Cities in the Netherlands
North Sea Region II
The Story of Westkapelle
Now part of the municipality of Veere (since 1996), the village at the westernmost point of the former isle of Walcheren had nearly 2000 inhabitants in 1840.
First built in the 16th century, the system of sea walls at Westkapelle - the Westkapelse Zeedijk - was one of the best examples of the way the Dutch protected the hinterland. The dike was breached in WWII to flood Walcheren and flush out the Germans. In 1945, the dike was repaired; a monument in West-kapelle reminds of that event. The Zeedijk remained a milestone in Dutch diking expertise until the construction of the massive Delta Works, a project which includes heavy dams, immense sluice gates, sea walls, dikes and bridges. It was instigated by the devastating February Flood of 1953, when over 1800 people perished in inundated polders and other lowlying areas of Zuid-Holland, Zeeland and Noord-Brabant.

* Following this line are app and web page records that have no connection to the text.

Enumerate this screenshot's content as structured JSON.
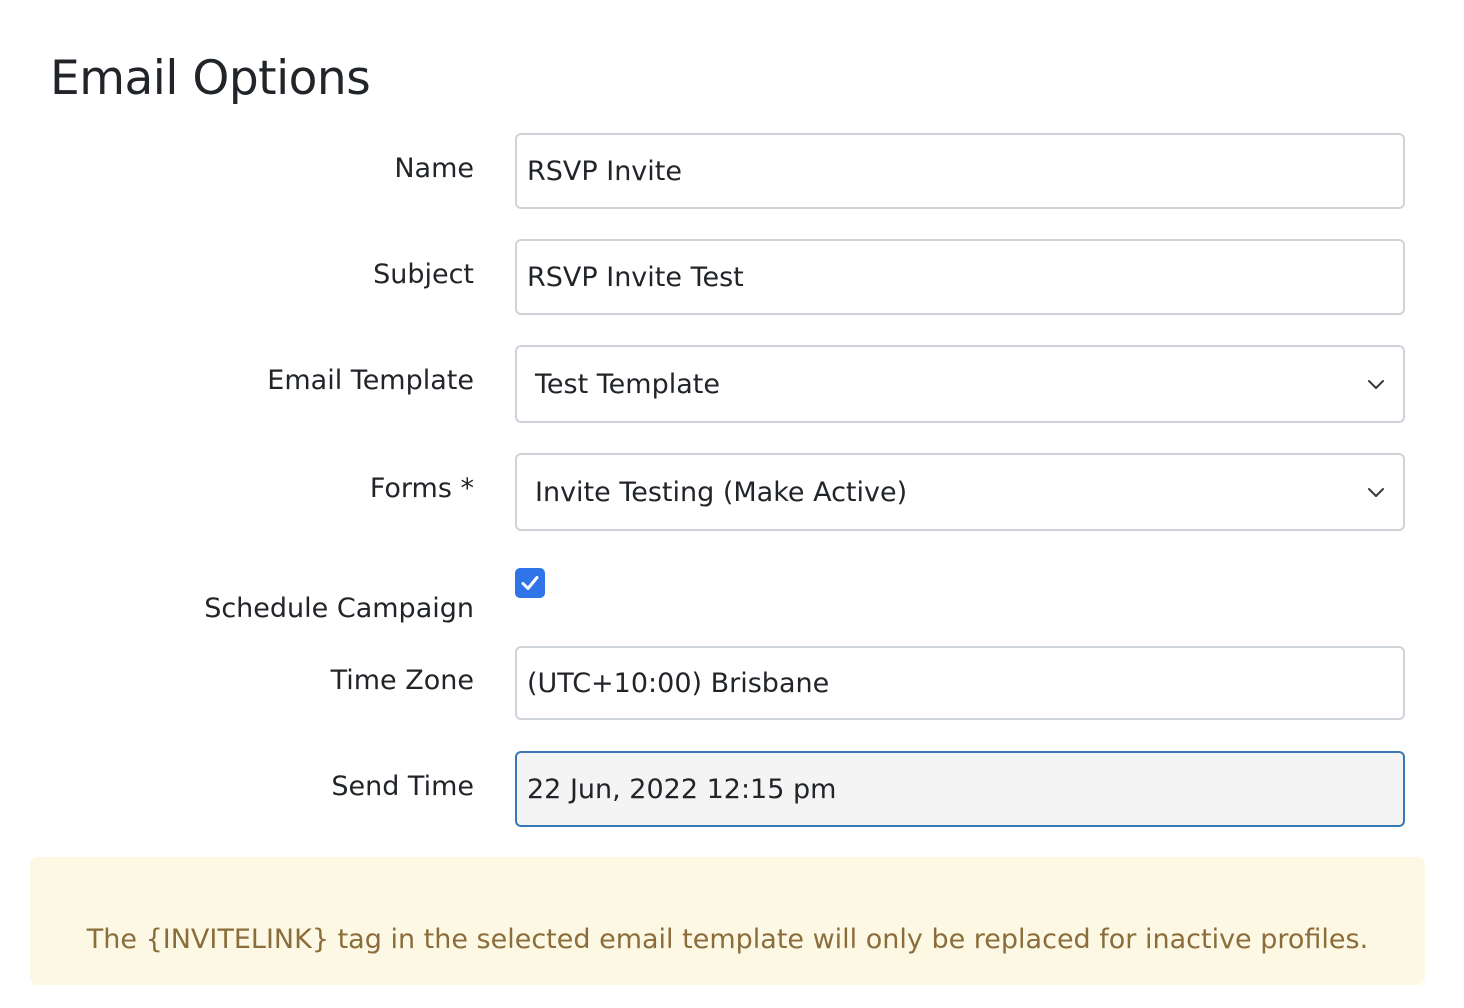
{
  "page": {
    "title": "Email Options"
  },
  "fields": {
    "name": {
      "label": "Name",
      "value": "RSVP Invite"
    },
    "subject": {
      "label": "Subject",
      "value": "RSVP Invite Test"
    },
    "email_template": {
      "label": "Email Template",
      "selected": "Test Template"
    },
    "forms": {
      "label": "Forms *",
      "selected": "Invite Testing (Make Active)"
    },
    "schedule_campaign": {
      "label": "Schedule Campaign",
      "checked": true
    },
    "time_zone": {
      "label": "Time Zone",
      "value": "(UTC+10:00) Brisbane"
    },
    "send_time": {
      "label": "Send Time",
      "value": "22 Jun, 2022 12:15 pm"
    }
  },
  "alert": {
    "text": "The {INVITELINK} tag in the selected email template will only be replaced for inactive profiles."
  },
  "colors": {
    "checkbox": "#2f74e8",
    "focus_border": "#3a78b5",
    "alert_background": "#fcf8e3",
    "alert_text": "#8a6d3b"
  },
  "icons": {
    "select_arrow": "chevron-down-icon",
    "checkbox_mark": "checkmark-icon"
  }
}
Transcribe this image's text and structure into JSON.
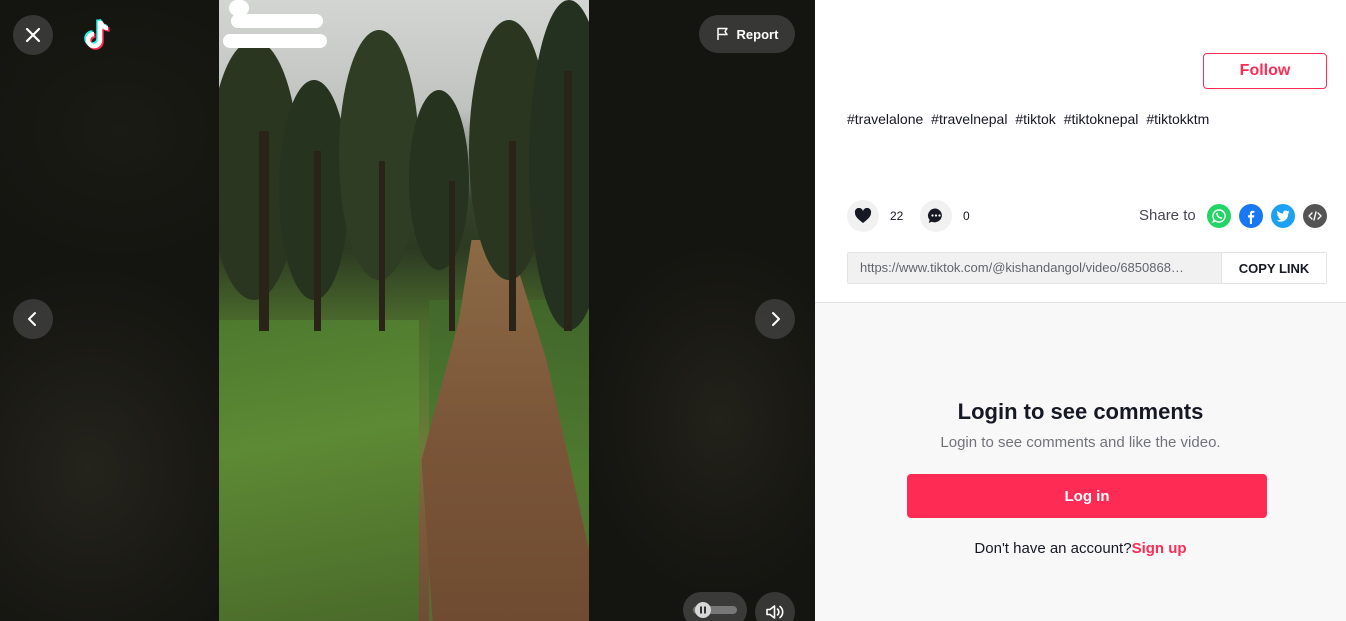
{
  "video": {
    "report_label": "Report"
  },
  "details": {
    "follow_label": "Follow",
    "hashtags": [
      "#travelalone",
      "#travelnepal",
      "#tiktok",
      "#tiktoknepal",
      "#tiktokktm"
    ],
    "likes": "22",
    "comments": "0",
    "share_label": "Share to",
    "share_targets": [
      "whatsapp",
      "facebook",
      "twitter",
      "embed"
    ],
    "link": "https://www.tiktok.com/@kishandangol/video/6850868…",
    "copy_link_label": "COPY LINK"
  },
  "comments_panel": {
    "title": "Login to see comments",
    "subtitle": "Login to see comments and like the video.",
    "login_label": "Log in",
    "no_account_text": "Don't have an account?",
    "signup_label": "Sign up"
  },
  "colors": {
    "brand": "#fe2c55",
    "whatsapp": "#25d366",
    "facebook": "#1877f2",
    "twitter": "#1da1f2",
    "embed": "#545454"
  }
}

Nearby is the hamlet Sir Poppekerke. The name has nothing to do with the English title, but originates from an old Dutch linguistic contraction in place names using ‘s for des (from), as in ‘s-Gravenhage and ‘s-Hertogenbosch. In other words: the church of Lord Poppe.